Exact repetition of the data below is required.
--- DATA SHOWN ---
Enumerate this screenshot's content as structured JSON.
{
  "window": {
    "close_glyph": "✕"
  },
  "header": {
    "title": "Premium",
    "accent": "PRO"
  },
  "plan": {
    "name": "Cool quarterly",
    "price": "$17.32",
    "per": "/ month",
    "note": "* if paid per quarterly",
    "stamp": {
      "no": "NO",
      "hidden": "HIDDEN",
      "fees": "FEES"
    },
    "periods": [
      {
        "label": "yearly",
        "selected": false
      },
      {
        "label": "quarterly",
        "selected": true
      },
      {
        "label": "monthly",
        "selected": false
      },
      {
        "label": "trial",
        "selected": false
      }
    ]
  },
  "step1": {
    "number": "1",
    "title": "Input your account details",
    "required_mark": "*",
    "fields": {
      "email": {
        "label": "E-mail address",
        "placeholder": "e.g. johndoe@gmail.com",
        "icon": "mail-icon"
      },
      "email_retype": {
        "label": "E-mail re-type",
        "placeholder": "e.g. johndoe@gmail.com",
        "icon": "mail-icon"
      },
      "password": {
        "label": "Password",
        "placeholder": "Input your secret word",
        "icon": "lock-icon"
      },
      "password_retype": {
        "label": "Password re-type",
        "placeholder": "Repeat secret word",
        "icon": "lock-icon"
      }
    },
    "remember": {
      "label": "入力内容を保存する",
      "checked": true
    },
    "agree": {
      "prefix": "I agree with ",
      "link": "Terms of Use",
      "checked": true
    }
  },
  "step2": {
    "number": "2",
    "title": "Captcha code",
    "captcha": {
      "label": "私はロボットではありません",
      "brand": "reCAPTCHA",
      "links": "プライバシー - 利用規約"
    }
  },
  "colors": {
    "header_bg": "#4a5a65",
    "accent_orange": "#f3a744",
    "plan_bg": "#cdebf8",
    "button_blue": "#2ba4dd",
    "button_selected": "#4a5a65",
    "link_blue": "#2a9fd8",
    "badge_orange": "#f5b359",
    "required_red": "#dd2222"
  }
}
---
RESULT:
Enumerate this screenshot's content as structured JSON.
{
  "window": {
    "close_glyph": "✕"
  },
  "header": {
    "title": "Premium",
    "accent": "PRO"
  },
  "plan": {
    "name": "Cool quarterly",
    "price": "$17.32",
    "per": "/ month",
    "note": "* if paid per quarterly",
    "stamp": {
      "no": "NO",
      "hidden": "HIDDEN",
      "fees": "FEES"
    },
    "periods": [
      {
        "label": "yearly",
        "selected": false
      },
      {
        "label": "quarterly",
        "selected": true
      },
      {
        "label": "monthly",
        "selected": false
      },
      {
        "label": "trial",
        "selected": false
      }
    ]
  },
  "step1": {
    "number": "1",
    "title": "Input your account details",
    "required_mark": "*",
    "fields": {
      "email": {
        "label": "E-mail address",
        "placeholder": "e.g. johndoe@gmail.com",
        "icon": "mail-icon"
      },
      "email_retype": {
        "label": "E-mail re-type",
        "placeholder": "e.g. johndoe@gmail.com",
        "icon": "mail-icon"
      },
      "password": {
        "label": "Password",
        "placeholder": "Input your secret word",
        "icon": "lock-icon"
      },
      "password_retype": {
        "label": "Password re-type",
        "placeholder": "Repeat secret word",
        "icon": "lock-icon"
      }
    },
    "remember": {
      "label": "入力内容を保存する",
      "checked": true
    },
    "agree": {
      "prefix": "I agree with ",
      "link": "Terms of Use",
      "checked": true
    }
  },
  "step2": {
    "number": "2",
    "title": "Captcha code",
    "captcha": {
      "label": "私はロボットではありません",
      "brand": "reCAPTCHA",
      "links": "プライバシー - 利用規約"
    }
  },
  "colors": {
    "header_bg": "#4a5a65",
    "accent_orange": "#f3a744",
    "plan_bg": "#cdebf8",
    "button_blue": "#2ba4dd",
    "button_selected": "#4a5a65",
    "link_blue": "#2a9fd8",
    "badge_orange": "#f5b359",
    "required_red": "#dd2222"
  }
}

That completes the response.